‘Tricked!’ Briton loses £2,500 after convincing rental scam

Utility scams: What they are and how to handle them

We use your sign-up to provide content in ways you’ve consented to and to improve our understanding of you. This may include adverts from us and 3rd parties based on our understanding. You can unsubscribe at any time. More info

Research conducted by Which? found that people between the ages of 20 to 39 are more likely to have been reported being scammed in the last year. Examples of fraud which many people fall victim to include pyramid schemes, online shopping scams and rental fraud. The latter is more likely to affect younger people as fewer of them are homeowners and are reliant on letting agents and landlords provide them with accurate information.

Of this particular age demographic, pyramid or Ponzi schemes and online shopping scams were more likely to be reported to authorities like Action Fraud than other groups.

The Government is preparing a response to the rise in online scams via its Online Safety Bill which is set to support victims and target fraudsters.

Speaking to Express.co.uk, one young person shared their story about how they were conned by scammers when moving home four years ago.

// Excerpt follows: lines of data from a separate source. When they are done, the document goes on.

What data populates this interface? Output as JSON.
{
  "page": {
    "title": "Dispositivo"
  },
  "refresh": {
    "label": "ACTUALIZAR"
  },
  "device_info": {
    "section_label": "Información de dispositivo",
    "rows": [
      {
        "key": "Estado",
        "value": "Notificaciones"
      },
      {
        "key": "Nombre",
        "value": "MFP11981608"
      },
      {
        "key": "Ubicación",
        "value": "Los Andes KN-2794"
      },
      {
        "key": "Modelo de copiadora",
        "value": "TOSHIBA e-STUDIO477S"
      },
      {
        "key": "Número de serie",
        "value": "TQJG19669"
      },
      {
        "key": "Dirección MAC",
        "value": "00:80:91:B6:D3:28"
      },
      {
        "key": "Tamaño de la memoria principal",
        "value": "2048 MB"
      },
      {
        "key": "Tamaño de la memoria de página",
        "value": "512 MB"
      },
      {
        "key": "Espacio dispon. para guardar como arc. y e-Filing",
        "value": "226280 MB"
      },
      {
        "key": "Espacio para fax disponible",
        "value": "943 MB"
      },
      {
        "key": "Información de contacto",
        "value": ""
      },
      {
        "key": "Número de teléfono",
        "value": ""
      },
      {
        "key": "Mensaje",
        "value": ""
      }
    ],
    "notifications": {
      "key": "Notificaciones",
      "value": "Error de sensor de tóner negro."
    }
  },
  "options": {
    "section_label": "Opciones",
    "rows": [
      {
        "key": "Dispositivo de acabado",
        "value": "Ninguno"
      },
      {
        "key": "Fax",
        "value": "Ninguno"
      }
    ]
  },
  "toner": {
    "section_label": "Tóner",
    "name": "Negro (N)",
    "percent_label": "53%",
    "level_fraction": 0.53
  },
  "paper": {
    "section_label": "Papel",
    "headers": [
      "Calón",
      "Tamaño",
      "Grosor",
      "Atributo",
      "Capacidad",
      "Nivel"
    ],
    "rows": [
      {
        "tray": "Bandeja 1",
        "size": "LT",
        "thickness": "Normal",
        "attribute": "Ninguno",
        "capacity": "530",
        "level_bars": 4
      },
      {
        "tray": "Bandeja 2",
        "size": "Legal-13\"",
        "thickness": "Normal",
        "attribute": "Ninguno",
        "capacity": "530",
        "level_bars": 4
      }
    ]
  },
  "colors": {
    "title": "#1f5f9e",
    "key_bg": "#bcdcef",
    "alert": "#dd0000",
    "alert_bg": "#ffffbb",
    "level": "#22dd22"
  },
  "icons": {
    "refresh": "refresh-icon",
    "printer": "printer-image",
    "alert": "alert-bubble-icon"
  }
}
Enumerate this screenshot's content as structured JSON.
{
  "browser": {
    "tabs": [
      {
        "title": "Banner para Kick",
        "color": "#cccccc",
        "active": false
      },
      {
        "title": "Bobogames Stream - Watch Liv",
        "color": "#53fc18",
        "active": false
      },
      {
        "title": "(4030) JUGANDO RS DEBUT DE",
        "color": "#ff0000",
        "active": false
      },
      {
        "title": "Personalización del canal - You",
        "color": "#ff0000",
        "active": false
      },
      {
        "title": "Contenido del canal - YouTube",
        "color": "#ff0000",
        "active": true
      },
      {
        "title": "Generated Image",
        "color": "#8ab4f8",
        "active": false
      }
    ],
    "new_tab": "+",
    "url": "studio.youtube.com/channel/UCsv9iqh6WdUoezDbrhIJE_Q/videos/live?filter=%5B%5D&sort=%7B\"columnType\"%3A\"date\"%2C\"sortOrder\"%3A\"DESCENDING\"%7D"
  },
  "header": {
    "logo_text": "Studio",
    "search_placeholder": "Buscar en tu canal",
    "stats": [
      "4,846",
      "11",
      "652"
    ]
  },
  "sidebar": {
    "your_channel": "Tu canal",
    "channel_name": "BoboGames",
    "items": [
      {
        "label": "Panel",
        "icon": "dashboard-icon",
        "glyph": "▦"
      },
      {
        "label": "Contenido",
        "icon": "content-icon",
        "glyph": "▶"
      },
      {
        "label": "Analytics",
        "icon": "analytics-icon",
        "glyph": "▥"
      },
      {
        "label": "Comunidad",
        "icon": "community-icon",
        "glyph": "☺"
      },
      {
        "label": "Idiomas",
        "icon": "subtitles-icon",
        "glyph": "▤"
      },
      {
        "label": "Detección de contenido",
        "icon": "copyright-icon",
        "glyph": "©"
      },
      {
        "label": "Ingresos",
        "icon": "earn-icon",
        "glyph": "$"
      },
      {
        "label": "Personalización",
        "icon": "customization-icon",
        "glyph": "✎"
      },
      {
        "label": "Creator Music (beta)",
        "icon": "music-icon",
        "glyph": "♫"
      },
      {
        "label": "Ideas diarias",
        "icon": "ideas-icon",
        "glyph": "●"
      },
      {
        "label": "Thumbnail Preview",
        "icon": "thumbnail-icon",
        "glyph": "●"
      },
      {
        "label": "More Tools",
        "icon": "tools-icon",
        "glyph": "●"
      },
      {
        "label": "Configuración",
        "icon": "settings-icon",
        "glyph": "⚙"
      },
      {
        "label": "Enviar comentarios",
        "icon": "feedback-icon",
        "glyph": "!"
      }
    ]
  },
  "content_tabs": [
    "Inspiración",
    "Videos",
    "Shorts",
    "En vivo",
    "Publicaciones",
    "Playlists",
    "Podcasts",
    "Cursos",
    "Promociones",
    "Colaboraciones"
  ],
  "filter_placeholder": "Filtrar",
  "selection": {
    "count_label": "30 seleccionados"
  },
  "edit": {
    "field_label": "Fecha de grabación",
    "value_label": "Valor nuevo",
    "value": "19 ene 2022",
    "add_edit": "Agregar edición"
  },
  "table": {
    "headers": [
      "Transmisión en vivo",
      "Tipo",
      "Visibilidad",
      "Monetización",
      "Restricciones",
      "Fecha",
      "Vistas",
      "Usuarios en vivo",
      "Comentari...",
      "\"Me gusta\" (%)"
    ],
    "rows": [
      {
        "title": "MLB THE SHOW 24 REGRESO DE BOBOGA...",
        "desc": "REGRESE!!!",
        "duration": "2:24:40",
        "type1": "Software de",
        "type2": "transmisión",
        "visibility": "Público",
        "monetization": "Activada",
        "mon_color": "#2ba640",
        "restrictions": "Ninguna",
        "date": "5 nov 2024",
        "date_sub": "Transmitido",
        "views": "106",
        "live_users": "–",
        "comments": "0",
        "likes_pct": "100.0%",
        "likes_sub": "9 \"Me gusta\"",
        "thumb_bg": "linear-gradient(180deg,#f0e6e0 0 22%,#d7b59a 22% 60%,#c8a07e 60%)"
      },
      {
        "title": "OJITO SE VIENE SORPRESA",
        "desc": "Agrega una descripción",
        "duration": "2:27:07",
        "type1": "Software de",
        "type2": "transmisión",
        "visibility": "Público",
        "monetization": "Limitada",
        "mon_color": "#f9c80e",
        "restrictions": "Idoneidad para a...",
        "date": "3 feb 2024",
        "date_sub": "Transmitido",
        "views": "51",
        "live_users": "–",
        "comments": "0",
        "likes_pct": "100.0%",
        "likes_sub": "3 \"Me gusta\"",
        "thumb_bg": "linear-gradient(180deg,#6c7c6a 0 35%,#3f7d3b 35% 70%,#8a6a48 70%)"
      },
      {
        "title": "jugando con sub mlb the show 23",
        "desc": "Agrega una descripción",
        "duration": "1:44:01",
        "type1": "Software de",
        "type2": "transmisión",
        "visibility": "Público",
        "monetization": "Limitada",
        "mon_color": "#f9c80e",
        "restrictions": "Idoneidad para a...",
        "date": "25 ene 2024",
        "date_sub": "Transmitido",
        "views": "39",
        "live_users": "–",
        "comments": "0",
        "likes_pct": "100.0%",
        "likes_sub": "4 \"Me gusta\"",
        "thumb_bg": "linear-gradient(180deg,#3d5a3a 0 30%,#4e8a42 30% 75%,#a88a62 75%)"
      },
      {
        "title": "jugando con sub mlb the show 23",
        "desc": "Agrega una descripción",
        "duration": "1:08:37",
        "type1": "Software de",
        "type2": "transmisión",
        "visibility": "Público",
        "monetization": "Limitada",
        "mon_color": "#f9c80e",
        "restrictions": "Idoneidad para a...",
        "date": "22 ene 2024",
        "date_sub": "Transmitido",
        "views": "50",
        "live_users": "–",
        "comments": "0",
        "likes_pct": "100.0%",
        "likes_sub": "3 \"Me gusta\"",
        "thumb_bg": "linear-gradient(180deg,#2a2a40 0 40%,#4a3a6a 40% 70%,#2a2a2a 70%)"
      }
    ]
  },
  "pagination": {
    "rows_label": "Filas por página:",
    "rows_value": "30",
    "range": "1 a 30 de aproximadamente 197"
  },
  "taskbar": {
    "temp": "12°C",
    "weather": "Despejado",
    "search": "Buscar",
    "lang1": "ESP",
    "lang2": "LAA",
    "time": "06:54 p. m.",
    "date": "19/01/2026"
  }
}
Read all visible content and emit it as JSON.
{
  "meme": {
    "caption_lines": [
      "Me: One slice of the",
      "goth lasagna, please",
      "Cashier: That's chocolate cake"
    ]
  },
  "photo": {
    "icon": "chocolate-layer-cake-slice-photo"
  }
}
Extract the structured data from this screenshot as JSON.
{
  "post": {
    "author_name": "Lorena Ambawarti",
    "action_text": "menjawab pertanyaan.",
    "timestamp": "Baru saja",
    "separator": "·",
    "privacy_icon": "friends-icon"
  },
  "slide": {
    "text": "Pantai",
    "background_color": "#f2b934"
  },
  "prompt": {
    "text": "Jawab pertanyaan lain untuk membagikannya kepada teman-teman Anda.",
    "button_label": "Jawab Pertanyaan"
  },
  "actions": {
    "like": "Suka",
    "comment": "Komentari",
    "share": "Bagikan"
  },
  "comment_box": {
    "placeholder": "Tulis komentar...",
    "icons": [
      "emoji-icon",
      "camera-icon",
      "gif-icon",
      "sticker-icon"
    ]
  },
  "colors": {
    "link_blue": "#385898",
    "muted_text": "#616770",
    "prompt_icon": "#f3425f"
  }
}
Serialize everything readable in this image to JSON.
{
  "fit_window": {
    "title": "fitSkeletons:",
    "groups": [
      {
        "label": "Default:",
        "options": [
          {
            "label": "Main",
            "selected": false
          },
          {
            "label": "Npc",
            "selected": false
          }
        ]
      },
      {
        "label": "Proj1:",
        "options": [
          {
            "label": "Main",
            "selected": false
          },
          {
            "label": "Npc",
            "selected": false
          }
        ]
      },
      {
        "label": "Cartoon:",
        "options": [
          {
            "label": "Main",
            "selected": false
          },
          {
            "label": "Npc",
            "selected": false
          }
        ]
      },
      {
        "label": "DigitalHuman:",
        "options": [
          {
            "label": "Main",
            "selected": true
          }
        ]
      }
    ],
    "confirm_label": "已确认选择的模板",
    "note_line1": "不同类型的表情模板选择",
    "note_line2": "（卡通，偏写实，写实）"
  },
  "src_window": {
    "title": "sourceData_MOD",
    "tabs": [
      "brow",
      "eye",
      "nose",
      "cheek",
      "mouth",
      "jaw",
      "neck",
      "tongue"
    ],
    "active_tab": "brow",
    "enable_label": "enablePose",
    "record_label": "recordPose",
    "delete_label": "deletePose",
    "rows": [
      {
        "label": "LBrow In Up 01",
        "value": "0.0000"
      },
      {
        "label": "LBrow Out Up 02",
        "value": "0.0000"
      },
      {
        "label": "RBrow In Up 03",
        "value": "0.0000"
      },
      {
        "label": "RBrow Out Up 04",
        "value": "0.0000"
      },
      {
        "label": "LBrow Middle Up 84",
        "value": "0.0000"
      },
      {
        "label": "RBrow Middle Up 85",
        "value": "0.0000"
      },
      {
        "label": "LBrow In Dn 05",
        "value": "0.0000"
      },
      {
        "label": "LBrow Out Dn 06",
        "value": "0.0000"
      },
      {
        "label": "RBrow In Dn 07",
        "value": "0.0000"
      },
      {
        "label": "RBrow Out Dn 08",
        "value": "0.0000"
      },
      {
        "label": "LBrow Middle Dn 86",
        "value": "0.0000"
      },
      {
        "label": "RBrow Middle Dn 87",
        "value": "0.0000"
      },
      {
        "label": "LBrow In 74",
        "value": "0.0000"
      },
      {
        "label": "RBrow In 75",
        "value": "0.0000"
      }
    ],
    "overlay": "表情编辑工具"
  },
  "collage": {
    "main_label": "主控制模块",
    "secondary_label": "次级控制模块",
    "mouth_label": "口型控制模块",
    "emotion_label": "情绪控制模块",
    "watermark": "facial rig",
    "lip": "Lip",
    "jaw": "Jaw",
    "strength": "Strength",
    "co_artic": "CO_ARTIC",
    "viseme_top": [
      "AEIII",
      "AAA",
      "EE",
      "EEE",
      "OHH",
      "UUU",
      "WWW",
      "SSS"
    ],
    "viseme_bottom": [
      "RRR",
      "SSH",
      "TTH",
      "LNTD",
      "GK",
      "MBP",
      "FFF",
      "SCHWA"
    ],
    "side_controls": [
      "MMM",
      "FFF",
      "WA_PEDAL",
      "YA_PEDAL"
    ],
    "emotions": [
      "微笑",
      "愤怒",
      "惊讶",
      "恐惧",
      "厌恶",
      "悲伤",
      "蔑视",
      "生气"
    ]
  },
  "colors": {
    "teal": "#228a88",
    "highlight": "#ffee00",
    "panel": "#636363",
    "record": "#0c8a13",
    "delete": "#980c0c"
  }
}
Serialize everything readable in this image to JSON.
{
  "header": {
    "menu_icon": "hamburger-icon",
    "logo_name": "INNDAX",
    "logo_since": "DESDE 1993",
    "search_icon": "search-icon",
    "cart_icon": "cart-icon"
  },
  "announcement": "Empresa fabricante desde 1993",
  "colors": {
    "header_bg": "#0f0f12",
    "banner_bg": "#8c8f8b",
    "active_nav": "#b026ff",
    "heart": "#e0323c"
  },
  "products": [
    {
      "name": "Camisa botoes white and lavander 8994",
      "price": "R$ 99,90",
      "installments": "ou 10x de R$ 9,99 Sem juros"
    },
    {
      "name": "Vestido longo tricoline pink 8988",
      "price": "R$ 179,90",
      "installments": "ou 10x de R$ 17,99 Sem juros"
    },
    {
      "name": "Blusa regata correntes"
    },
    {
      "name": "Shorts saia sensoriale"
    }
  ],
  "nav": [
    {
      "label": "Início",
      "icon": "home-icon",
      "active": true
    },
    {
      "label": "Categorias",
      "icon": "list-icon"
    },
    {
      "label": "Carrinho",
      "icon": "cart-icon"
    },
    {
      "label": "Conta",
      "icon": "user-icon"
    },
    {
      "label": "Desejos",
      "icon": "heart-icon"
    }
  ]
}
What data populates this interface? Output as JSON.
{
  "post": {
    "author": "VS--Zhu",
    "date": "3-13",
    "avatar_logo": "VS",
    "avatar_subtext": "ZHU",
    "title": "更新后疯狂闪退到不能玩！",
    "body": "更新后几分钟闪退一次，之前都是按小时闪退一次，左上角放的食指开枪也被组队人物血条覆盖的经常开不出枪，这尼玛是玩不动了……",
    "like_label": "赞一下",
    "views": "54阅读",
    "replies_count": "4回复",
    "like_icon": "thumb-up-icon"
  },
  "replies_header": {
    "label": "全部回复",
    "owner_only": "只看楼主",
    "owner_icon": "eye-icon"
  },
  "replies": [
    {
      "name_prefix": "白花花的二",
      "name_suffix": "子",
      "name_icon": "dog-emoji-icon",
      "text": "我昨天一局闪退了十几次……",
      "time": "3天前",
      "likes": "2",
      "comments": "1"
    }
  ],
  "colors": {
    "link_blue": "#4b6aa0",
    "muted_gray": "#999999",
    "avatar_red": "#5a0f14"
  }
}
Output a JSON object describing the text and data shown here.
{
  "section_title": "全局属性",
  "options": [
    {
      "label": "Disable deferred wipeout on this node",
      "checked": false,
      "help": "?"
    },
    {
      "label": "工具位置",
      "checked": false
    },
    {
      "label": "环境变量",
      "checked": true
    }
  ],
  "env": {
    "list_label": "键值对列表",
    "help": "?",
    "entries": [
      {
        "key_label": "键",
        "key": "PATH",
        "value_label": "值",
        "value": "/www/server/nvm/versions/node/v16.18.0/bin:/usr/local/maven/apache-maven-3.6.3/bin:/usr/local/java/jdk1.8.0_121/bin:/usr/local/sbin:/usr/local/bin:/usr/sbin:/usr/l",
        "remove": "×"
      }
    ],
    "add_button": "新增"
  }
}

Jonny Yeoman, 27, is now a music teacher in London, lost £2,500 when moving to the city after being scammed into paying a deposit to a fake landlord.

Hoping to move to a property in Clapham, Jonny saw a place advertised on Gumtree which included a link to Spareroom.

He then received a message from who he thought was the landlord who tricked him into arranging a viewing at the property.

Mr Yeoman was told the estate agents were keen to sell the flat instead of renting it out so he went out for himself to view, and later, put in an offer for the place.

Inquiring with the Land Registry, he was able to verify the property’s landlord and decided to put down a deposit.

However, when trying to move in, Mr Yeoman realised that all was not as it had seemed.

Upon knocking the door, the real landlord’s daughter answered it and was shocked to see him prepared for him.

She explained she had no knowledge of the rental agreement and realised the landlord’s email was fake.

It was at this point that Jonny reported his case to Action Fraud and the recipient bank of the deposit.

He was able to recover most of the money he lost, but was not able to see all of it returned.

Jenny Ross, Which?’s Money editor, explained why scammers are continuing to target vulnerable people and what can be done to combat it.

Ms Ross said: “Fraudsters don’t discriminate when it comes to scams and everyone is susceptible to these growing numbers of crimes, with many young victims being tricked into losing life-changing sums of money.

“The government’s decision to include paid-for scam adverts in the Online Safety Bill, along with promises to make reimbursement mandatory for bank transfer scam victims was a huge step in the right direction, but it’s now up to the government and regulators to get it right.

“We will be checking carefully that the Online Safety Bill goes far enough in protecting consumers from fake and fraudulent adverts.

“It’s vital that the Government swiftly introduces the right legislation for bank transfer fraud that will ensure victims get fair and consistent treatment.”

Source: Read Full Article